----- Dataset records -----
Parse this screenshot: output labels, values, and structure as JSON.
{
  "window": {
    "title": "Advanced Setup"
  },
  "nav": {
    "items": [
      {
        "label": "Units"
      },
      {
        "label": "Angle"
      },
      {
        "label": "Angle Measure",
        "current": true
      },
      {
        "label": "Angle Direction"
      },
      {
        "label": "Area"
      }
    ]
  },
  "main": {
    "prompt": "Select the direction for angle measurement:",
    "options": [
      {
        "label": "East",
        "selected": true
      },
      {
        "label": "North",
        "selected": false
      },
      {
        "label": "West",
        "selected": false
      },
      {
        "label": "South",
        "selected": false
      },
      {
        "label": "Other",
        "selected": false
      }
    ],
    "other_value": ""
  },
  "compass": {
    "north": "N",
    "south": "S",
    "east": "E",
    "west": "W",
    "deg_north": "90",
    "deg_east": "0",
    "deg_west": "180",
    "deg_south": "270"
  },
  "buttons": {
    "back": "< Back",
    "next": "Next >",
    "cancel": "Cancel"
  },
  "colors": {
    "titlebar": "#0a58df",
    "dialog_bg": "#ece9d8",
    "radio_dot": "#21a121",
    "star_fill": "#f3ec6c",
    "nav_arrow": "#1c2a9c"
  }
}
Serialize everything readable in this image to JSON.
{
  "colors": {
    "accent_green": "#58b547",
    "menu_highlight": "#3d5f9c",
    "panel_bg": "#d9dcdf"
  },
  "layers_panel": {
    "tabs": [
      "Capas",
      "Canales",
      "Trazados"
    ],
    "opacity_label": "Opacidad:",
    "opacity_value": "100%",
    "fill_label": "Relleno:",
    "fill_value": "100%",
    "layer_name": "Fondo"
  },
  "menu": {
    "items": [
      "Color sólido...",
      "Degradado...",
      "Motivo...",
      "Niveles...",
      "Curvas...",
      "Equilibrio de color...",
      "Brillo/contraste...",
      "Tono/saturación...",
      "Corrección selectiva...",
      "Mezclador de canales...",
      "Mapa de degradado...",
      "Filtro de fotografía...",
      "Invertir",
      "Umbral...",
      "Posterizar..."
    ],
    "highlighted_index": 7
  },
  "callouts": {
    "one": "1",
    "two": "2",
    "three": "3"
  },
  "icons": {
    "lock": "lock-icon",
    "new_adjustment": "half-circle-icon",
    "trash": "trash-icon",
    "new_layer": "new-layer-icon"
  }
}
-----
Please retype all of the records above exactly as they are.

## Answer for the task:
Parse this screenshot: output labels, values, and structure as JSON.
{
  "window": {
    "title": "Advanced Setup"
  },
  "nav": {
    "items": [
      {
        "label": "Units"
      },
      {
        "label": "Angle"
      },
      {
        "label": "Angle Measure",
        "current": true
      },
      {
        "label": "Angle Direction"
      },
      {
        "label": "Area"
      }
    ]
  },
  "main": {
    "prompt": "Select the direction for angle measurement:",
    "options": [
      {
        "label": "East",
        "selected": true
      },
      {
        "label": "North",
        "selected": false
      },
      {
        "label": "West",
        "selected": false
      },
      {
        "label": "South",
        "selected": false
      },
      {
        "label": "Other",
        "selected": false
      }
    ],
    "other_value": ""
  },
  "compass": {
    "north": "N",
    "south": "S",
    "east": "E",
    "west": "W",
    "deg_north": "90",
    "deg_east": "0",
    "deg_west": "180",
    "deg_south": "270"
  },
  "buttons": {
    "back": "< Back",
    "next": "Next >",
    "cancel": "Cancel"
  },
  "colors": {
    "titlebar": "#0a58df",
    "dialog_bg": "#ece9d8",
    "radio_dot": "#21a121",
    "star_fill": "#f3ec6c",
    "nav_arrow": "#1c2a9c"
  }
}
Serialize everything readable in this image to JSON.
{
  "colors": {
    "accent_green": "#58b547",
    "menu_highlight": "#3d5f9c",
    "panel_bg": "#d9dcdf"
  },
  "layers_panel": {
    "tabs": [
      "Capas",
      "Canales",
      "Trazados"
    ],
    "opacity_label": "Opacidad:",
    "opacity_value": "100%",
    "fill_label": "Relleno:",
    "fill_value": "100%",
    "layer_name": "Fondo"
  },
  "menu": {
    "items": [
      "Color sólido...",
      "Degradado...",
      "Motivo...",
      "Niveles...",
      "Curvas...",
      "Equilibrio de color...",
      "Brillo/contraste...",
      "Tono/saturación...",
      "Corrección selectiva...",
      "Mezclador de canales...",
      "Mapa de degradado...",
      "Filtro de fotografía...",
      "Invertir",
      "Umbral...",
      "Posterizar..."
    ],
    "highlighted_index": 7
  },
  "callouts": {
    "one": "1",
    "two": "2",
    "three": "3"
  },
  "icons": {
    "lock": "lock-icon",
    "new_adjustment": "half-circle-icon",
    "trash": "trash-icon",
    "new_layer": "new-layer-icon"
  }
}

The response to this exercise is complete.